I sat with Paul Downs Colaizzo to talk about his new film Brittany Runs a Marathon. We talked about making a film based on his friend’s real life, social media’s impact on the hero of the film, and having a healthy relationship with yourself.
A marathon is about distance traveled. This movie is about distance traveled and not about a finish line. Life is full of doorknob moments. Are you going to do it? Are you going to go outside and challenge yourself?
Brittany Runs a Marathon is inspired by a true story. Did you have any reservations making a film about someone you know?
Paul Downs Colaizzo: I think it was Nora Ephron who said, “Everything is copy.”Meaning…be careful around writers. All we’re doing is analyzing the world. [Brittany Runs a Marathon] was done from a place of love and with her full blessing. It’s not her story, there’s so much that’s different. What is the same is they were both working in theater in their late 20’s and felt they wanted to make a change in their lives so they started running. I was her roommate when I started writing this and I outlined the film the first day she started running. Then it all happened in her real life after I’d already outlined it. It’s almost like her life is based on a true film.
Talking to people about the film, I didn’t realize so many people I know have run marathons. My friend has run about 13.
PDC: First of all, that’s crazy. Hats off to those people. I will not be doing that.
For some people, it’s the only time they have to themselves.
PDC: I think it’s spiritual for a lot of people. Running is about your relationship to yourself. When you’re running, you’re the voice that says “No! “and the voice that says “Go!” In the film, our hero is the antagonist and the protagonist. It’s all inside of her. In my life when I’m coming up against obstacles, how do I approach the conversation with myself to get past that obstacle? It’s a movie about personal triumph and overcoming. The title is apt whether Brittany runs a marathon or not because she’s running a metaphorical marathon in the movie.
There’s a moment in the film when I wondered if she would run a marathon or not, but did it really matter if she did?
PDC: She’s run one already. A marathon is about distance traveled. This movie is about distance traveled and not about a finish line. Life is full of doorknob moments. Are you going to do it? Are you going to go outside and challenge yourself? In film, we usually take characters like Brittany and laugh at them. We’re asked to laugh at them. We’re asked to cosign their humiliation as something we’re ok with. I wanted to take someone like my friend and give them a hero treatment. We’re all heroes of our own story. We deserve stories like that. That’s where the love comes in when telling a true story. You’re telling a hero’s story. Your hero just happens to be a disaster of a late 20-something party girl.
I loved the party girl aspect of her character. As she tries to better herself, there are these self destructive habits that keep popping up.

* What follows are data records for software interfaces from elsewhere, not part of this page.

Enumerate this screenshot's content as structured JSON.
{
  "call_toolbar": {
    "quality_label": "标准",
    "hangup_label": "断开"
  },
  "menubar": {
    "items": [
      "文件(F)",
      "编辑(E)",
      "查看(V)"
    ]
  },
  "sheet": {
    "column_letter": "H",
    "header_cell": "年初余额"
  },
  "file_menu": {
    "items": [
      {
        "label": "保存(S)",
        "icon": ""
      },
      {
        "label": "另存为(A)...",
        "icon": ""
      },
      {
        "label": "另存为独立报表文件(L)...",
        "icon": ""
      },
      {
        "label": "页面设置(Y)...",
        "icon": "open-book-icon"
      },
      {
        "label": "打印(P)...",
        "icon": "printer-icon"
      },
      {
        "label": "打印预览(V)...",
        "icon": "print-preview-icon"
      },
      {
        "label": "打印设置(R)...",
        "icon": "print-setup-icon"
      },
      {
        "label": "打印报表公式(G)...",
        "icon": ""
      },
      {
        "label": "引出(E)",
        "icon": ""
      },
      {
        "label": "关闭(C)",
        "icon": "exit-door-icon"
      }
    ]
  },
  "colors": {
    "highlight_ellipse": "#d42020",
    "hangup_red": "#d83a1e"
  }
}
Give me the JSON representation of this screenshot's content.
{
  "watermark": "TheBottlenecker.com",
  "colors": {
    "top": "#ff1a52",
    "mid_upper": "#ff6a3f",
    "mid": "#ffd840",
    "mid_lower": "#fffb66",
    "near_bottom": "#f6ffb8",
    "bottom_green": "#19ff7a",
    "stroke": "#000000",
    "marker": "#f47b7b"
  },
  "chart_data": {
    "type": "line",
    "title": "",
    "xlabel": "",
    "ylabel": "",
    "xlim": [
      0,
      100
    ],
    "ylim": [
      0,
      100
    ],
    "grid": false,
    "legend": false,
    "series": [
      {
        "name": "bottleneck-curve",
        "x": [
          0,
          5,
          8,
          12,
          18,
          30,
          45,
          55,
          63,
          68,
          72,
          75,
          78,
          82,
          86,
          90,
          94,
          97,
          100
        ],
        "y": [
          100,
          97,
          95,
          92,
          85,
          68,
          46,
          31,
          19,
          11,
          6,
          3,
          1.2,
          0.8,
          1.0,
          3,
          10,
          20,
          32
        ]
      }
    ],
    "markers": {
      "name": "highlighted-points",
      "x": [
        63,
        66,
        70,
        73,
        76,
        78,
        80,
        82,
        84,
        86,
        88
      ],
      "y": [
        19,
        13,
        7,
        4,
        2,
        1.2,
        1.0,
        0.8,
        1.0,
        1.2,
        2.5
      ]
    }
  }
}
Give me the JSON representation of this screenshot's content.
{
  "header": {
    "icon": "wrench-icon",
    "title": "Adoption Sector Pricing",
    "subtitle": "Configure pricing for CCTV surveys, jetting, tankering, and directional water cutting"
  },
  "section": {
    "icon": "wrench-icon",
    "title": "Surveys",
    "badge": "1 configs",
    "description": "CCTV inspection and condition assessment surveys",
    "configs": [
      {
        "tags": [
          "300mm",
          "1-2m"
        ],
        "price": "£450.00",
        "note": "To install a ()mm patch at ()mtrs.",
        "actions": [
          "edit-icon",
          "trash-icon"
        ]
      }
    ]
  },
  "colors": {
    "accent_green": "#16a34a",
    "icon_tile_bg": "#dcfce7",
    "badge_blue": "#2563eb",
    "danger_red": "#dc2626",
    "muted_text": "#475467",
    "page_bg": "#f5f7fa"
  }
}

PDC: They never go away.
That scene when her roommate brings in the pizza and she has to actively choose the salad.
PDC; That’s every day. If you’re in this life and you’re living a life where you can change and grow, that’s the only way.
It’s not just ending bad habits; you have to form healthy relationships to things and people. That’s a different daily struggle.
PDC: For me the film is about the way shame suffocates potential. We all recreate the relationships we know and if the relationships are toxic, we have to break through that. I come from theater and I love going to see something and I’ve seen myself in those characters. I walk out the theater understanding myself better and life better. It’s not just inspirational or wish fulfillment; it’s something I can take with me. I was interested in having people leave the theater and think, “I am Brittany.” I want men and women of all ages, sizes, and lifestyles to think about what they’ve feel inspired to do and what have they’ve been challenged to do. Also, “Why was that so entertaining?” [laughs].
I like how the journey stays focused on Brittany.
PDC: The journey is inside of her. The beats are in [Jillian Bell] eyes, her soul, and the energy she’s giving off. There’s an internal conversation she’s having. When she gets the OK Cupid message, that’s an entire conversation she’s having with herself.
I appreciate the way you show how social media impacts Brittany.
PDC; It’s all about comparison. The way we’ve used it in a film, it’s shown as Brittany vs. Social Media. It’s her versus the idea of someone‘s life.
What did you have to cut that you wish you would’ve kept.
PDC: There was something amazing that we couldn’t put in the film. We filmed the actual New York City Marathon and every time we filmed [redacted] a stranger would try to help. We had to tell them she was an actress. We were sobbing because it was so sweet.